Another guest recalled her days as a youth in a military family, where multiple moves across borders meant things in the physical sense were not easily transported. Aside from her mother’s all-important dishes, there were few belongings they kept on their journeys. And yet, years later, looking at the designs on these dishes, she realized that one of the things she “kept” was colour. Some of her favourite colours — bright lime greens, purples, oranges — reminded her of the mod styles with which she grew up, and which painted the borders of her mother’s prized dishes. Some things we keep might not be tangible in the traditional sense but can nevertheless seep into our sensorial experiences; they create a residual, bodily affect upon our moving, changing, multifaceted selves.

 

Each of the stories shared that evening illuminated the role of things within our journeys through place, through time, and through selves. These keepsakes act as reminders of the past, of family, of home, of feelings, of who we have been and who we could be. As we move across borders, between houses, beneath land, over waters, perhaps what we keep represents a glimmer of continuity in the sometimes-unpredictable journeys of our ever-changing, ever-complex lives.

If you kept digging, what could you find?

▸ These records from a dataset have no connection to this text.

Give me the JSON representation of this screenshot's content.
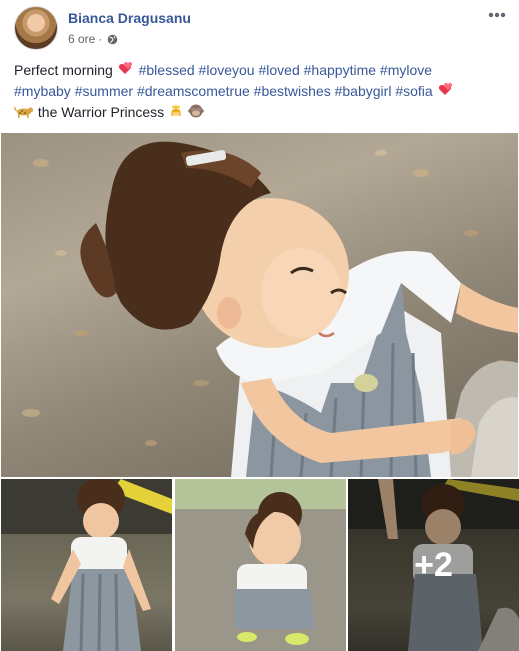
{
  "post": {
    "author_name": "Bianca Dragusanu",
    "timestamp": "6 ore",
    "privacy_icon": "globe-icon",
    "more_icon": "more-horizontal-icon",
    "caption": {
      "text_start": "Perfect morning",
      "hashtags_line1": [
        "#blessed",
        "#loveyou",
        "#loved",
        "#happytime",
        "#mylove"
      ],
      "hashtags_line2": [
        "#mybaby",
        "#summer",
        "#dreamscometrue",
        "#bestwishes",
        "#babygirl",
        "#sofia"
      ],
      "text_end": "the Warrior Princess"
    },
    "more_photos_label": "+2",
    "colors": {
      "link": "#385898",
      "text": "#1d2129",
      "meta": "#616770"
    }
  }
}
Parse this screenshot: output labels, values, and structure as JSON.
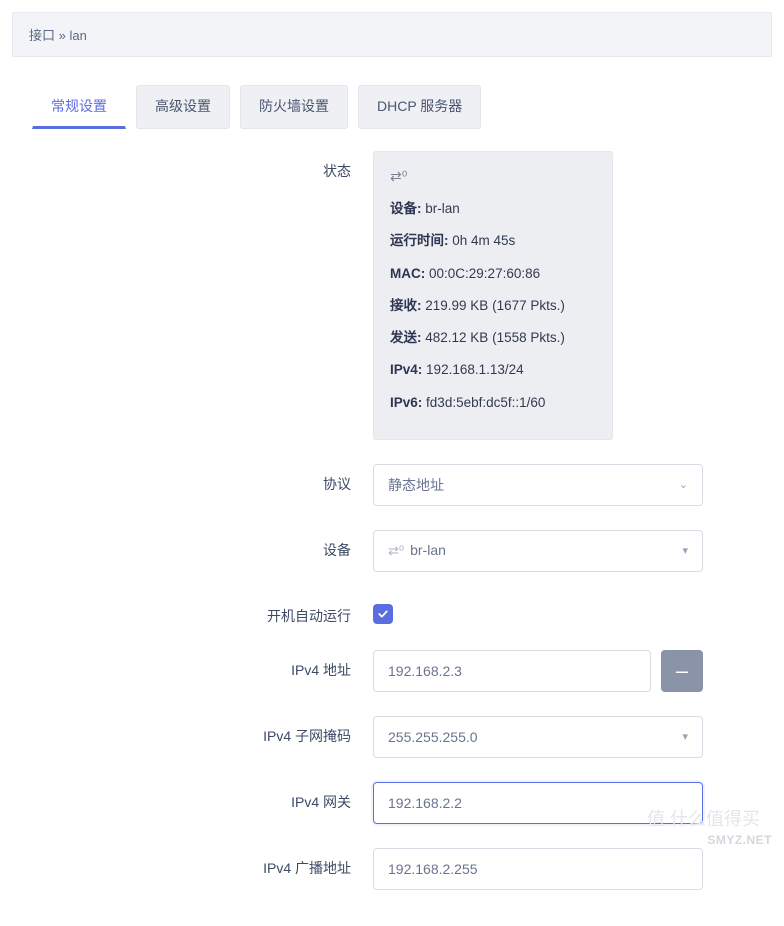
{
  "breadcrumb": {
    "part1": "接口",
    "sep": " » ",
    "part2": "lan"
  },
  "tabs": [
    {
      "label": "常规设置",
      "active": true
    },
    {
      "label": "高级设置",
      "active": false
    },
    {
      "label": "防火墙设置",
      "active": false
    },
    {
      "label": "DHCP 服务器",
      "active": false
    }
  ],
  "labels": {
    "status": "状态",
    "protocol": "协议",
    "device": "设备",
    "autostart": "开机自动运行",
    "ipv4_addr": "IPv4 地址",
    "ipv4_mask": "IPv4 子网掩码",
    "ipv4_gateway": "IPv4 网关",
    "ipv4_broadcast": "IPv4 广播地址"
  },
  "status": {
    "device_label": "设备:",
    "device_value": "br-lan",
    "uptime_label": "运行时间:",
    "uptime_value": "0h 4m 45s",
    "mac_label": "MAC:",
    "mac_value": "00:0C:29:27:60:86",
    "rx_label": "接收:",
    "rx_value": "219.99 KB (1677 Pkts.)",
    "tx_label": "发送:",
    "tx_value": "482.12 KB (1558 Pkts.)",
    "ipv4_label": "IPv4:",
    "ipv4_value": "192.168.1.13/24",
    "ipv6_label": "IPv6:",
    "ipv6_value": "fd3d:5ebf:dc5f::1/60"
  },
  "form": {
    "protocol_value": "静态地址",
    "device_value": "br-lan",
    "autostart_checked": true,
    "ipv4_addr_value": "192.168.2.3",
    "ipv4_mask_value": "255.255.255.0",
    "ipv4_gateway_value": "192.168.2.2",
    "ipv4_broadcast_value": "192.168.2.255",
    "remove_button": "–"
  },
  "watermark": "SMYZ.NET",
  "watermark2": "值 什么值得买"
}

What would you discover?

If you kept digging, you could write a book with the countless stories of the things you keep.

♦     ♦     ♦

Lesley Butler

LESLEY BUTLER is a Master of Gender Studies candidate at Memorial University. She has research interests in life writing, memory, postcolonial theory, feminist geography, and women in film. Her current research examines the films of Julie Dash through an auto/biographical lens, focusing particularly on how the self is (re)written alongside representations of race, identity, place, and history.